▶ **AIM OF THE TASK**:
Drop all images. Then write out each line below exactly as given.

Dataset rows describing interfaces
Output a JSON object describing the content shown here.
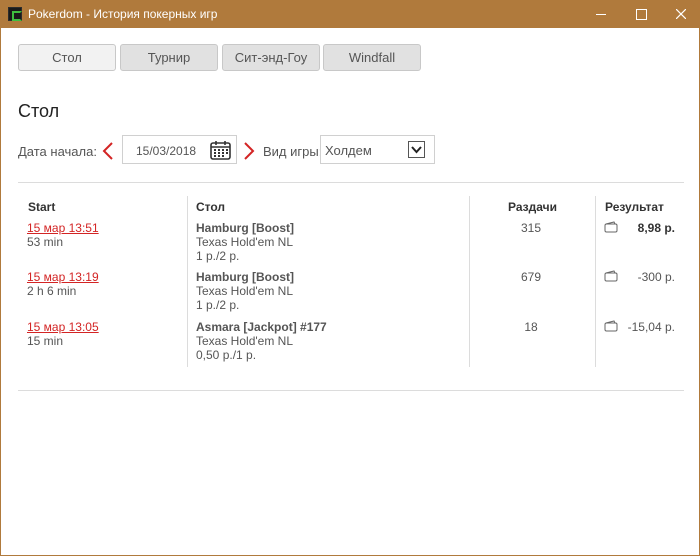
{
  "window": {
    "title": "Pokerdom - История покерных игр",
    "controls": [
      "minimize",
      "maximize",
      "close"
    ]
  },
  "tabs": [
    {
      "label": "Стол",
      "active": true
    },
    {
      "label": "Турнир",
      "active": false
    },
    {
      "label": "Сит-энд-Гоу",
      "active": false
    },
    {
      "label": "Windfall",
      "active": false
    }
  ],
  "section_title": "Стол",
  "filters": {
    "start_date_label": "Дата начала:",
    "start_date_value": "15/03/2018",
    "game_type_label": "Вид игры:",
    "game_type_value": "Холдем"
  },
  "table": {
    "headers": {
      "start": "Start",
      "table": "Стол",
      "hands": "Раздачи",
      "result": "Результат"
    },
    "rows": [
      {
        "start": "15 мар 13:51",
        "duration": "53 min",
        "table_name": "Hamburg [Boost]",
        "game": "Texas Hold'em NL",
        "stakes": "1 р./2 р.",
        "hands": "315",
        "result": "8,98 р.",
        "result_bold": true
      },
      {
        "start": "15 мар 13:19",
        "duration": "2 h 6 min",
        "table_name": "Hamburg [Boost]",
        "game": "Texas Hold'em NL",
        "stakes": "1 р./2 р.",
        "hands": "679",
        "result": "-300 р.",
        "result_bold": false
      },
      {
        "start": "15 мар 13:05",
        "duration": "15 min",
        "table_name": "Asmara [Jackpot] #177",
        "game": "Texas Hold'em NL",
        "stakes": "0,50 р./1 р.",
        "hands": "18",
        "result": "-15,04 р.",
        "result_bold": false
      }
    ]
  },
  "colors": {
    "titlebar": "#b07a3c",
    "link": "#d32424",
    "arrow": "#d32424"
  },
  "icons": {
    "prev": "chevron-left-icon",
    "next": "chevron-right-icon",
    "calendar": "calendar-icon",
    "dropdown": "chevron-down-icon",
    "wallet": "wallet-icon"
  }
}
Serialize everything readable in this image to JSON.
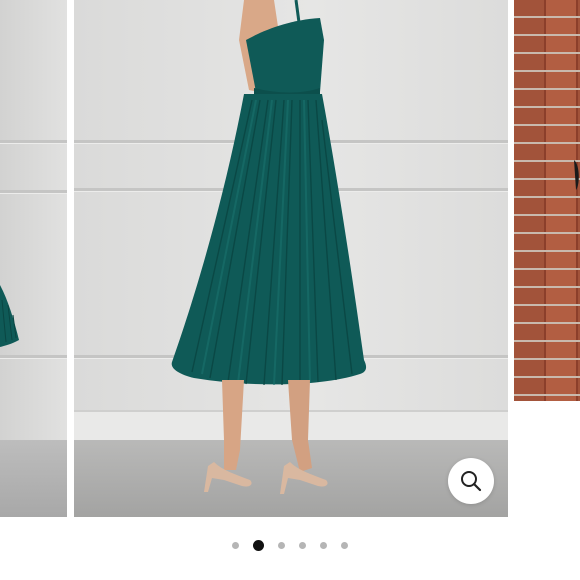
{
  "carousel": {
    "slide_count": 6,
    "active_index": 1,
    "slides": [
      {
        "name": "studio-side"
      },
      {
        "name": "studio-profile"
      },
      {
        "name": "brick-wall"
      }
    ]
  },
  "product": {
    "dress_color": "#0f5a57",
    "shoe_color": "#d9b8a0"
  },
  "controls": {
    "zoom_icon": "magnifier-icon",
    "indicator_active_color": "#111111",
    "indicator_inactive_color": "#b5b5b5"
  }
}
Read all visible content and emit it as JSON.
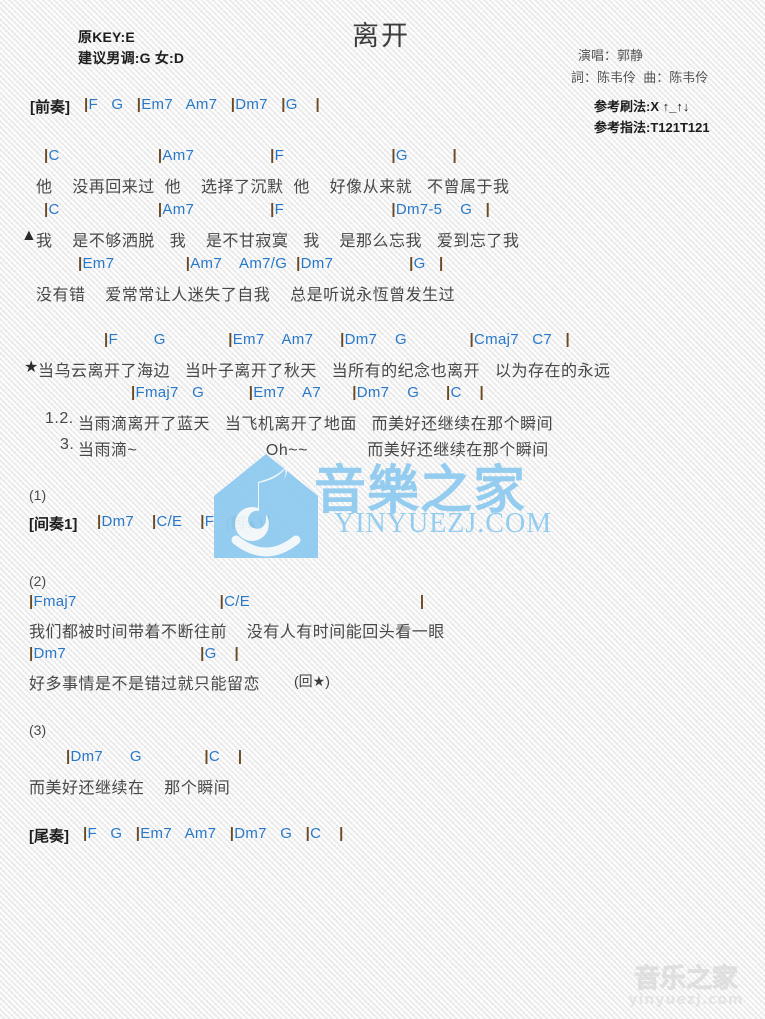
{
  "document": {
    "title": "离开",
    "key_info": {
      "original_key": "原KEY:E",
      "suggested_key": "建议男调:G 女:D"
    },
    "credits": {
      "singer": "演唱：郭静",
      "writers": "詞：陈韦伶  曲：陈韦伶"
    },
    "play_info": {
      "strum": "参考刷法:X ↑_↑↓",
      "fingering": "参考指法:T121T121"
    }
  },
  "sections": {
    "intro": {
      "tag": "[前奏]",
      "chords": "|F   G   |Em7   Am7   |Dm7   |G    |"
    },
    "verse1": {
      "line1_chords": "|C                      |Am7                 |F                        |G          |",
      "line1_lyrics": "他    没再回来过  他    选择了沉默  他    好像从来就   不曾属于我",
      "line2_chords": "|C                      |Am7                 |F                        |Dm7-5    G   |",
      "line2_marker": "▲",
      "line2_lyrics": "我    是不够洒脱   我    是不甘寂寞   我    是那么忘我   爱到忘了我",
      "line3_chords": "|Em7                |Am7    Am7/G  |Dm7                 |G   |",
      "line3_lyrics": "没有错    爱常常让人迷失了自我    总是听说永恆曾发生过"
    },
    "chorus": {
      "line1_chords": "|F        G              |Em7    Am7      |Dm7    G              |Cmaj7   C7   |",
      "line1_marker": "★",
      "line1_lyrics": "当乌云离开了海边   当叶子离开了秋天   当所有的纪念也离开   以为存在的永远",
      "line2_chords": "|Fmaj7   G          |Em7    A7       |Dm7    G      |C    |",
      "line2_prefix": "1.2.",
      "line2_lyrics": "当雨滴离开了蓝天   当飞机离开了地面   而美好还继续在那个瞬间",
      "line3_prefix": "3.",
      "line3_lyrics": "当雨滴~                          Oh~~            而美好还继续在那个瞬间"
    },
    "part1": {
      "number": "(1)",
      "tag": "[间奏1]",
      "chords": "|Dm7    |C/E    |F    |G    |",
      "repeat_note": "(回▲)"
    },
    "part2": {
      "number": "(2)",
      "line1_chords": "|Fmaj7                                |C/E                                      |",
      "line1_lyrics": "我们都被时间带着不断往前    没有人有时间能回头看一眼",
      "line2_chords": "|Dm7                              |G    |",
      "line2_lyrics": "好多事情是不是错过就只能留恋",
      "line2_note": "(回★)"
    },
    "part3": {
      "number": "(3)",
      "chords": "|Dm7      G              |C    |",
      "lyrics": "而美好还继续在    那个瞬间"
    },
    "outro": {
      "tag": "[尾奏]",
      "chords": "|F   G   |Em7   Am7   |Dm7   G   |C    |"
    }
  },
  "watermarks": {
    "center_text": "音樂之家",
    "center_url": "YINYUEZJ.COM",
    "bottom_text": "音乐之家",
    "bottom_url": "yinyuezj.com"
  },
  "colors": {
    "chord": "#2878c8",
    "barline": "#6b4a23",
    "lyric": "#484848",
    "watermark": "#8fcbef"
  }
}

▶ **SOLUTION TO THIS TASK**:
Output a JSON object describing the content shown here.
{
  "window": {
    "title": "Pokerdom - История покерных игр",
    "controls": [
      "minimize",
      "maximize",
      "close"
    ]
  },
  "tabs": [
    {
      "label": "Стол",
      "active": true
    },
    {
      "label": "Турнир",
      "active": false
    },
    {
      "label": "Сит-энд-Гоу",
      "active": false
    },
    {
      "label": "Windfall",
      "active": false
    }
  ],
  "section_title": "Стол",
  "filters": {
    "start_date_label": "Дата начала:",
    "start_date_value": "15/03/2018",
    "game_type_label": "Вид игры:",
    "game_type_value": "Холдем"
  },
  "table": {
    "headers": {
      "start": "Start",
      "table": "Стол",
      "hands": "Раздачи",
      "result": "Результат"
    },
    "rows": [
      {
        "start": "15 мар 13:51",
        "duration": "53 min",
        "table_name": "Hamburg [Boost]",
        "game": "Texas Hold'em NL",
        "stakes": "1 р./2 р.",
        "hands": "315",
        "result": "8,98 р.",
        "result_bold": true
      },
      {
        "start": "15 мар 13:19",
        "duration": "2 h 6 min",
        "table_name": "Hamburg [Boost]",
        "game": "Texas Hold'em NL",
        "stakes": "1 р./2 р.",
        "hands": "679",
        "result": "-300 р.",
        "result_bold": false
      },
      {
        "start": "15 мар 13:05",
        "duration": "15 min",
        "table_name": "Asmara [Jackpot] #177",
        "game": "Texas Hold'em NL",
        "stakes": "0,50 р./1 р.",
        "hands": "18",
        "result": "-15,04 р.",
        "result_bold": false
      }
    ]
  },
  "colors": {
    "titlebar": "#b07a3c",
    "link": "#d32424",
    "arrow": "#d32424"
  },
  "icons": {
    "prev": "chevron-left-icon",
    "next": "chevron-right-icon",
    "calendar": "calendar-icon",
    "dropdown": "chevron-down-icon",
    "wallet": "wallet-icon"
  }
}
Serialize everything readable in this image to JSON.
{
  "carousel": {
    "slide_count": 6,
    "active_index": 1,
    "slides": [
      {
        "name": "studio-side"
      },
      {
        "name": "studio-profile"
      },
      {
        "name": "brick-wall"
      }
    ]
  },
  "product": {
    "dress_color": "#0f5a57",
    "shoe_color": "#d9b8a0"
  },
  "controls": {
    "zoom_icon": "magnifier-icon",
    "indicator_active_color": "#111111",
    "indicator_inactive_color": "#b5b5b5"
  }
}
Read all visible content and emit it as JSON.
{
  "document": {
    "title": "离开",
    "key_info": {
      "original_key": "原KEY:E",
      "suggested_key": "建议男调:G 女:D"
    },
    "credits": {
      "singer": "演唱：郭静",
      "writers": "詞：陈韦伶  曲：陈韦伶"
    },
    "play_info": {
      "strum": "参考刷法:X ↑_↑↓",
      "fingering": "参考指法:T121T121"
    }
  },
  "sections": {
    "intro": {
      "tag": "[前奏]",
      "chords": "|F   G   |Em7   Am7   |Dm7   |G    |"
    },
    "verse1": {
      "line1_chords": "|C                      |Am7                 |F                        |G          |",
      "line1_lyrics": "他    没再回来过  他    选择了沉默  他    好像从来就   不曾属于我",
      "line2_chords": "|C                      |Am7                 |F                        |Dm7-5    G   |",
      "line2_marker": "▲",
      "line2_lyrics": "我    是不够洒脱   我    是不甘寂寞   我    是那么忘我   爱到忘了我",
      "line3_chords": "|Em7                |Am7    Am7/G  |Dm7                 |G   |",
      "line3_lyrics": "没有错    爱常常让人迷失了自我    总是听说永恆曾发生过"
    },
    "chorus": {
      "line1_chords": "|F        G              |Em7    Am7      |Dm7    G              |Cmaj7   C7   |",
      "line1_marker": "★",
      "line1_lyrics": "当乌云离开了海边   当叶子离开了秋天   当所有的纪念也离开   以为存在的永远",
      "line2_chords": "|Fmaj7   G          |Em7    A7       |Dm7    G      |C    |",
      "line2_prefix": "1.2.",
      "line2_lyrics": "当雨滴离开了蓝天   当飞机离开了地面   而美好还继续在那个瞬间",
      "line3_prefix": "3.",
      "line3_lyrics": "当雨滴~                          Oh~~            而美好还继续在那个瞬间"
    },
    "part1": {
      "number": "(1)",
      "tag": "[间奏1]",
      "chords": "|Dm7    |C/E    |F    |G    |",
      "repeat_note": "(回▲)"
    },
    "part2": {
      "number": "(2)",
      "line1_chords": "|Fmaj7                                |C/E                                      |",
      "line1_lyrics": "我们都被时间带着不断往前    没有人有时间能回头看一眼",
      "line2_chords": "|Dm7                              |G    |",
      "line2_lyrics": "好多事情是不是错过就只能留恋",
      "line2_note": "(回★)"
    },
    "part3": {
      "number": "(3)",
      "chords": "|Dm7      G              |C    |",
      "lyrics": "而美好还继续在    那个瞬间"
    },
    "outro": {
      "tag": "[尾奏]",
      "chords": "|F   G   |Em7   Am7   |Dm7   G   |C    |"
    }
  },
  "watermarks": {
    "center_text": "音樂之家",
    "center_url": "YINYUEZJ.COM",
    "bottom_text": "音乐之家",
    "bottom_url": "yinyuezj.com"
  },
  "colors": {
    "chord": "#2878c8",
    "barline": "#6b4a23",
    "lyric": "#484848",
    "watermark": "#8fcbef"
  }
}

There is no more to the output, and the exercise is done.